4. Centers for Disease Control and Prevention. Smoking and diabetes. Accessed July 5, 2016.
5. Jha P, Ramasundarahettige C, Landsman V, et al. 21st century hazards of smoking and benefits of cessation in the United States. New Engl J Med. January 24, 2013; 368(4):341-350. doi: 10.1056/NEJMsa1211128.
6. American Cancer Society. What are the immediate rewards of quitting smoking? Accessed July 5, 2016.
7. MedlinePlus. Benefits of quitting tobacco. Accessed June 11, 2016.
8. Centers for Disease Control and Prevention. Secondhand smoke (SHS) facts. Accessed July 5, 2016.
9. Fiore MC, Jaen CR, Baker TB, et al. Clinical practice guideline: Treating tobacco use and dependence: 2008 update. Rockville, MD: US Department of Health and Human Services, Public Health Service; 2008.
10. American Lung Association. E-cigarettes and lung health. Accessed June 17, 2016.
11. Grana R, Benowitz N, Glantz SA. E-cigarettes: A scientific review. Circulation. 2014; 129:1972-1986. doi: 10.1161/CIRCULATIONAHA.114.007667.
After reading this article, how likely are you to speak with your healthcare professional or someone you know about the health benefits of quitting smoking?
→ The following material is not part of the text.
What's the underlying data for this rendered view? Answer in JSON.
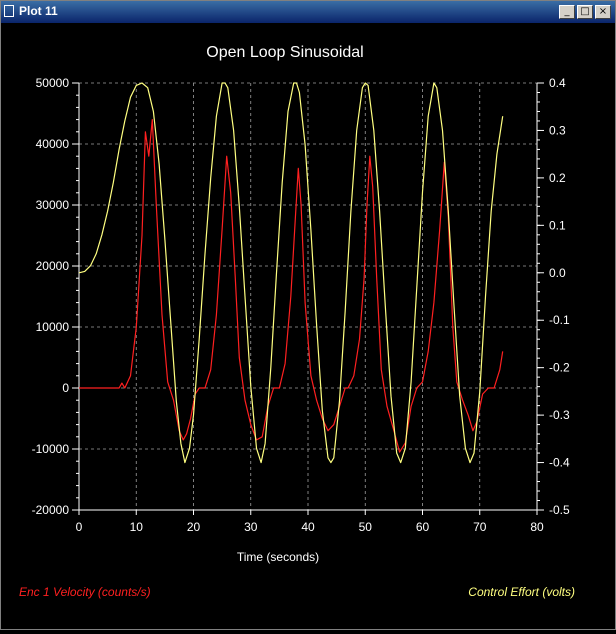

Your answer will be kept private and not shared with the public.